- Cellular and tissue inflammation
- Durability of immune response
Many software suites have elements of the needed design suite under one roof, but few provide a unified solution on a common platform. Having a unified design and informatics solution will go a long way to simplify dealing with the many variables required to rapidly prototype vaccines using tailorable adjuvants. There are a number of software requirements that are specific to vaccine design of this type:
- In silico design and analysis of the tailored adjuvant itself
- In silico safety and efficacy testing of the adjuvant
- Formulation variant data tracking
- Side effect and inflammation prediction
- Vaccine elimination prediction
- Tracking of immune challenge timepoints and boosters
- Tracking of adjuvant inventory and efficacy
- Robust collaboration and analysis
Without powerful software to design and test tailorable adjuvants, it’s unlikely that researchers will be able to move the next generation of super-effective vaccines to the clinic. The new generation of vaccine design requires an intense laboratory informatics solution that is able to handle pre-experimental biochemical modeling as flawlessly as experimental results.

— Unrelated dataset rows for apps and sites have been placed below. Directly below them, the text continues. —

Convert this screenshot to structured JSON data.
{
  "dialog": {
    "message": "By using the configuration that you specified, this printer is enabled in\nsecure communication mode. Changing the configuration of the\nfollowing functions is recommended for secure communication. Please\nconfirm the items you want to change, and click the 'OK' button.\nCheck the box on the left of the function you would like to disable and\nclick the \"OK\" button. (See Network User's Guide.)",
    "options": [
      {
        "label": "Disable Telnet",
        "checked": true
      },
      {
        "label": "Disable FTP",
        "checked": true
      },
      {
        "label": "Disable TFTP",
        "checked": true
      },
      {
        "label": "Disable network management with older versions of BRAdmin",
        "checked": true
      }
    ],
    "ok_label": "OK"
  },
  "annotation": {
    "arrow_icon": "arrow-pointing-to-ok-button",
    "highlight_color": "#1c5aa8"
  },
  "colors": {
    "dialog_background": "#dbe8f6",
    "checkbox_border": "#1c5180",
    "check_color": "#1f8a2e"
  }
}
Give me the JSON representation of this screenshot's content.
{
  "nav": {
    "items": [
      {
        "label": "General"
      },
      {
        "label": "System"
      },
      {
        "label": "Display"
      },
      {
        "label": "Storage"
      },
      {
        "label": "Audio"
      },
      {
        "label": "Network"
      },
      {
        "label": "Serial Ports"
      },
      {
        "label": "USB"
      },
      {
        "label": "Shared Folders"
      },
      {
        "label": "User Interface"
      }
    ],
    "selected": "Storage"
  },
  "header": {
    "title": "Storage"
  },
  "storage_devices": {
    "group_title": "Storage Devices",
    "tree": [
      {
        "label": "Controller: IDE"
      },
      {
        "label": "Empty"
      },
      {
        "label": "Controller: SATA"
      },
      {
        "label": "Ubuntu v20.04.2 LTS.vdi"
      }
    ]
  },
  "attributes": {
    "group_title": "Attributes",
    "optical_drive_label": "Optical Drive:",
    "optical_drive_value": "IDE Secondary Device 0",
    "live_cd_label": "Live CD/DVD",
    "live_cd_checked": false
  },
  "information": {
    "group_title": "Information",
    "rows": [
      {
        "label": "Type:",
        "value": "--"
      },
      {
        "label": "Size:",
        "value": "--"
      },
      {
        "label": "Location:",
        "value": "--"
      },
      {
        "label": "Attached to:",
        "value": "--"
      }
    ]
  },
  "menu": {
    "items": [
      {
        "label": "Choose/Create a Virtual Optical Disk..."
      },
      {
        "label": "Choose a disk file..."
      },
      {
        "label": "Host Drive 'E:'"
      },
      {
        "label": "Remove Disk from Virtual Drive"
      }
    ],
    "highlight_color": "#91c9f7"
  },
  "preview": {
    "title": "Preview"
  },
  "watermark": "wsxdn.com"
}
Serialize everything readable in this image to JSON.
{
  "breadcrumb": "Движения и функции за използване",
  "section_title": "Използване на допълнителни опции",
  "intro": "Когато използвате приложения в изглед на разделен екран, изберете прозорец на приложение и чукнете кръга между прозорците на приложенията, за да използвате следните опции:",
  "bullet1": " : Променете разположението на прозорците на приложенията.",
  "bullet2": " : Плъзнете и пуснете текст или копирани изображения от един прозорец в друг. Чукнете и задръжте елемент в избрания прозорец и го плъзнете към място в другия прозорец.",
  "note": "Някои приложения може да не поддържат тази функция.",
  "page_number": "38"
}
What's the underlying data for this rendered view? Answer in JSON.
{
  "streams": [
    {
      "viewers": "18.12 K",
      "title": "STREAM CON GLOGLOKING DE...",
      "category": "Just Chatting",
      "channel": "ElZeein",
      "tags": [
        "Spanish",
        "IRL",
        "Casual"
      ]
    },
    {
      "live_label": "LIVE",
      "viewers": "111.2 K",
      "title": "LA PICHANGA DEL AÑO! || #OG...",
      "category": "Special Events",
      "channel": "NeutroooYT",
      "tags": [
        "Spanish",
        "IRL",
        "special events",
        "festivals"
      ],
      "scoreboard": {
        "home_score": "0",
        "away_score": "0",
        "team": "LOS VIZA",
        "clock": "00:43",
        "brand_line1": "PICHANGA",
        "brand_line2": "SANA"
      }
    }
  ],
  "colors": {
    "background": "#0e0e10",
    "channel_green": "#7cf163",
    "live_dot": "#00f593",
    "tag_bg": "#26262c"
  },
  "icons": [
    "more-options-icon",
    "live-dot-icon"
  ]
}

For a mandate as large as vaccine design, there is only one software suite of superior quality and breadth.
BIOVIA’s Designed to Cure is the software platform that can unite the design and implementation features required to develop next generation vaccines with tailored adjuvants. Using Designed to Cure, vaccine development will be massively simplified by having adjuvant design, vaccine design, and the subsequent experimental data managed under one roof. Contact us today to find out how BIOVIA can help you get the most out of the latest research and move science forward.
- “Vaccines with Aluminum-Containing Adjuvants: Optimizing Vaccine Efficacy and Thermal Stability.“ February 2011, https://www.ncbi.nlm.nih.gov/pmc/articles/PMC3201794 ↩
- “Chemical Synthesis, Versatile Structures and Functions of Tailorable Adjuvants for Optimizing Oral Vaccination.“ December 2016, http://pubs.acs.org/doi/full/10.1021/acsami.6b10470 ↩
- https://www.cdc.gov/vaccinesafety/concerns/adjuvants.html ↩
- “New Generation Vaccine Adjuvants.” April 2007, http://www.roitt.com/elspdf/Newgen_Vaccines.pdf ↩
- “Rational design of small molecules as vaccine adjuvants.” November 2014, http://stm.sciencemag.org/content/6/263/263ra160 ↩